*** Block opens ***

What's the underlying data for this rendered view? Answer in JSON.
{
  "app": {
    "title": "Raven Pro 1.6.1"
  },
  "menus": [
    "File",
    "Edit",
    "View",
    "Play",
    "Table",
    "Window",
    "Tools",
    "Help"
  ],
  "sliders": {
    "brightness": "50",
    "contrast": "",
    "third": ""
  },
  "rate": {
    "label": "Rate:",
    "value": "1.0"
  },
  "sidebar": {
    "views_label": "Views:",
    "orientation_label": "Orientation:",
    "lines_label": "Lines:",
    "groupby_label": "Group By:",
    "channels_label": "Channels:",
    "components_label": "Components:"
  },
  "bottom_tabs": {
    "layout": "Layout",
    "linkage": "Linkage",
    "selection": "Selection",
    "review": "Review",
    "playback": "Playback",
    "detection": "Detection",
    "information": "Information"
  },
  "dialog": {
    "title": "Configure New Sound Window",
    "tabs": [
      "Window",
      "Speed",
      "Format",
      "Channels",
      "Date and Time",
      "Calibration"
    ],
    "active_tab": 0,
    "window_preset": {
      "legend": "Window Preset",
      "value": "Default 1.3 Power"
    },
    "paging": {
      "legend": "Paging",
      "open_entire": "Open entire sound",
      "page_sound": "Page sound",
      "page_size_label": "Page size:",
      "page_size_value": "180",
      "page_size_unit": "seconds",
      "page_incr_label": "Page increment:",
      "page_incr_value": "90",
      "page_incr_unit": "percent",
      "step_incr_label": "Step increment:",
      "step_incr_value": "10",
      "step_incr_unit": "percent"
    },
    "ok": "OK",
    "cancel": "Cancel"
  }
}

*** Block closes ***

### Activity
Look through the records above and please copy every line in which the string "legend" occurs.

### Task solution
      "legend": "Window Preset",
      "legend": "Paging",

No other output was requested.